Six-storey wooden residential building 2007 A world novelty in Berlin by fdh56iuoui


									Six-storey wooden residential building 2007:
A world novelty in Berlin
Until now, the German building laws have imposed narrow confines upon architects building wooden
houses. Scarcely anybody adds more than one or two storeys to a wooden ground floor, although it has
become accepted that wood, contrarily to common prejudice, possesses excellent properties with re-
spect to fire protection and statics.

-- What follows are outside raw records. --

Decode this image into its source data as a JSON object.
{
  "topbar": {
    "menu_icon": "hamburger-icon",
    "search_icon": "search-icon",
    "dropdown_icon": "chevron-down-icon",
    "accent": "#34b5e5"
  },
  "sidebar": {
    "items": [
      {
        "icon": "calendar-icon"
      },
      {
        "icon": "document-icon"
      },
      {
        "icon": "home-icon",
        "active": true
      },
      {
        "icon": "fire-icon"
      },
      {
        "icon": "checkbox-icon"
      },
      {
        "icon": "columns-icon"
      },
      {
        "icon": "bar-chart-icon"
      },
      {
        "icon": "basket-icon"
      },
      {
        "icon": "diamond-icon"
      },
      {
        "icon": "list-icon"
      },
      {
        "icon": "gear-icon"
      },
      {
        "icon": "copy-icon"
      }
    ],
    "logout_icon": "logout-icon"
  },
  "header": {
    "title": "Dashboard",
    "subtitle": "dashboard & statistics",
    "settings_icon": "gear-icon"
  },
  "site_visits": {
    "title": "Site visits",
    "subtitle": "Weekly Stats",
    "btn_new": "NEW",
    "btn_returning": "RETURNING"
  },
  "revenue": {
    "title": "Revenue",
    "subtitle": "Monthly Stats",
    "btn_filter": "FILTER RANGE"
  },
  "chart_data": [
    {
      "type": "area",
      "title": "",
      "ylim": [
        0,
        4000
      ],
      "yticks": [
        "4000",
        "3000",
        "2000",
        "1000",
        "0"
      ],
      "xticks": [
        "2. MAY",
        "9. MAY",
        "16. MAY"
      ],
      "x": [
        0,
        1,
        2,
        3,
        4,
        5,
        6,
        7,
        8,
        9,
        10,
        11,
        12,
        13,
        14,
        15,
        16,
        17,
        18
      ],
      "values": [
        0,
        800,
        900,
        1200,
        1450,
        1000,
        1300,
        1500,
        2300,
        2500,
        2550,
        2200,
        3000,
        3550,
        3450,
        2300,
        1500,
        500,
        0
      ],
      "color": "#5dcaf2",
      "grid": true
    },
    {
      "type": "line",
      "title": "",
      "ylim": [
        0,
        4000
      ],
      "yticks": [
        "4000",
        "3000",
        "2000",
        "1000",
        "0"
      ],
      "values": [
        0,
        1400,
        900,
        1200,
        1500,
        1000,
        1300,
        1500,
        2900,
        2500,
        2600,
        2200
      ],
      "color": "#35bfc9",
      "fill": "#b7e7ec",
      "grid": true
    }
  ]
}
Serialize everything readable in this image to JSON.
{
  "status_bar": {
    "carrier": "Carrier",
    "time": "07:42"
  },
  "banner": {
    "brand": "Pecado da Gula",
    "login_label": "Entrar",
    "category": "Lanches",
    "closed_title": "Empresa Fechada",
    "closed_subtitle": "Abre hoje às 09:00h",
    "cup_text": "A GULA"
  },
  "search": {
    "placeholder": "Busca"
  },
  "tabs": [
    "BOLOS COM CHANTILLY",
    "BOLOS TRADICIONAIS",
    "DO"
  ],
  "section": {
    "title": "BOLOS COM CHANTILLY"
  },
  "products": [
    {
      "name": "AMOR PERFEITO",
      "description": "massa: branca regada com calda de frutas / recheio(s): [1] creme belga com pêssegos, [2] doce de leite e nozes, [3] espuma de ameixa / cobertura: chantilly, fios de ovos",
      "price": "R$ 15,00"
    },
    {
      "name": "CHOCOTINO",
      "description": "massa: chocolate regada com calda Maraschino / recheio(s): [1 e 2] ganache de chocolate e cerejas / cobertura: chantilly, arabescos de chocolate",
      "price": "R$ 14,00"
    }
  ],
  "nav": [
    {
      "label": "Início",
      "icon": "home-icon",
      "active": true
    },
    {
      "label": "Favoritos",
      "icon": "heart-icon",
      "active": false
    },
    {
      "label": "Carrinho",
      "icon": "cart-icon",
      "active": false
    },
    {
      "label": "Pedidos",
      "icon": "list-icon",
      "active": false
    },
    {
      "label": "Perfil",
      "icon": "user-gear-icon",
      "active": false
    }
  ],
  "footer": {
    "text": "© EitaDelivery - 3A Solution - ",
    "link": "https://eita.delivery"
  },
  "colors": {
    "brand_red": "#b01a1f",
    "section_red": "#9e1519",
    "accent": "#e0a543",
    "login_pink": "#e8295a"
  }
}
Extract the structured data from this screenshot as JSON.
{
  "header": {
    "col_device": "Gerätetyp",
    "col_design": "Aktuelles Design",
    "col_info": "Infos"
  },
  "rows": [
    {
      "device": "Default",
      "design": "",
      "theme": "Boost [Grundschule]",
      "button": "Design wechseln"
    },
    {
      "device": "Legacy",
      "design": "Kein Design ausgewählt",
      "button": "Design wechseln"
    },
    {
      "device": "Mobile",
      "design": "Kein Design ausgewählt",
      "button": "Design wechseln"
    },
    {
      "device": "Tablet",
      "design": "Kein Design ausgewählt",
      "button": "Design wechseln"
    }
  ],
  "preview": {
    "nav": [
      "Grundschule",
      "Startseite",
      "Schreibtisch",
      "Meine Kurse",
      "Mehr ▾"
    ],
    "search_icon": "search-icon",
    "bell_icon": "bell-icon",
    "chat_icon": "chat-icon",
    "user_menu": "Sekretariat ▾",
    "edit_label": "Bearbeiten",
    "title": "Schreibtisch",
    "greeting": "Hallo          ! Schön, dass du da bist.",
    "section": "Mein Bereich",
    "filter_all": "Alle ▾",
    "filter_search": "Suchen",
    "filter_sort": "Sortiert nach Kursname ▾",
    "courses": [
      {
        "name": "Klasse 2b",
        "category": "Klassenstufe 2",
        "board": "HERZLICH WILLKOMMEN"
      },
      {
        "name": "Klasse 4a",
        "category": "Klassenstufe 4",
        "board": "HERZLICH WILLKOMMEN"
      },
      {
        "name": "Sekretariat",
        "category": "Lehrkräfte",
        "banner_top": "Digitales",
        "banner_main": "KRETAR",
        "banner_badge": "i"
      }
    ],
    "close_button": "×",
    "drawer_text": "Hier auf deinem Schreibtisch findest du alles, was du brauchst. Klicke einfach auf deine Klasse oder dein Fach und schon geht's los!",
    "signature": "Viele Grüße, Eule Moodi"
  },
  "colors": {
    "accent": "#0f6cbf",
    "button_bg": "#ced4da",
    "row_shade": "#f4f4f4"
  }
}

The new Berlin Building Code acts upon this fact and offers new pos-
sibilities for building multi-storey wooden structures.
The Berlin architect firm Kerbl is seizing this opportunity and venturing an architectural world novelty: the
six-storey wooden residential building will be realised in the Berlin district of Lichtenberg in Spring 2007.
The enterprise is receiving support from the research project “Holzwende 2020plus” (“Wood on the re-
The project „Holzwende 2020plus“, which is funded by the German Federal Ministry of Education and
Research, aims to access new markets for building with wood ( As a renewable,
all-purpose construction material, wood contributes to energy reduction and to climate and resource
protection. It has the potential to increase regional employment opportunities and provides for healthy
room and living conditions. The research project is accompanying and supporting the construction of a
six-storey nursing home built of wood in the Berlin district of Lichtenberg. This construction project
represents the worldwide first realisation of a six-storey residential building using the solid-wood con-
struction method.

Applied project: Construction of a six-storey nursing home built of wood
The Berlin architect firm Kerbl was awarded a contract to design a new building with a total of 90 long-
term care beds for an existing nursing facility. The building, which will comply with the special needs of
its inhabitants, will be completed by the middle of 2007.
The planned wooden structure with a height of approx. 15,8 meters for the uppermost storey floor makes
apparent that the construction material wood not only enables the realisation of excellent ecological and
economical concepts but also of buildings which attain high fire protection standards.

 See Eimertenbrink, M., Fichter, K. (2006): Mehrgeschossige Bauwerke aus Holz. Eine Recherche zur Identifizierung
von 6- oder höhergeschossigen Wohnbauten als Holzkomplettlösung, Berlin
Given that the project at hand is a nursing home, German legislation foresees greater fire protection
requirements than for buildings designated for standard use. The fire protection plan prepared was
awarded the German Fire Protection Prize 2006.
Of all construction materials, only wood could fulfil the comprehensive quality requirements placed upon
the building. This applies both with respect to the quality of living conditions and safety as well as in rela-
tion to the costs of use and environmental benefits. Nevertheless, no one has yet had the self-evident
idea to build six-storey-high with wood.

World novelty: Each year, one million travellers come to Nara, one of Japans oldest cities, to view the
historic five-storey Kofuku-ji. The famous Todai-ji Temple with the world’s hitherto largest wooden build-
ing and the world’s largest bronze Buddha statue never fails to impress the visitors.

This historic temple, the long-standing record holder, is soon to be overtrumped – by six wooden storeys
in the inner city of Berlin!!
Today, nearly half of all people live in cities. The appearance of Mega-Cities – agglomerations with a
population of eight million or more – on the world map has become increasingly common over the past
decades. Multi-storey wooden buildings in inner-city areas open new opportunities for innovative building
solutions and render urban living sustainable.
Building houses can be a tedious task, but not so when building with wood. The six-storey wooden shell
will be realised in approx. six weeks – and this also is suspect to break records.

The site of construction is in the Lueckstrasse in Berlin-Lichtenberg. Accompanying measures are
planned in and around Berlin.

The construction of the building shell is scheduled for the period from March to May 2007.

For further information contact:
Robert Kerbl, Kerbl Architekten und Ingenieure,
Walter-Linse-Strasse 5, D-12203 Berlin
Tel. +49.(0)30.61 77 67 80, E-Mail:
Dr. Klaus Fichter, Steinbeis ForschungsInstitut für Nachwachsende Rohstoffe (SFIN),
Im Kamp 40A, D-14532 Kleinmachnow
Tel. +49.(0)3 32 03 - 8 77 88, Fax +49.(0)3 32 03 - 8 32 46, E-Mail:

To top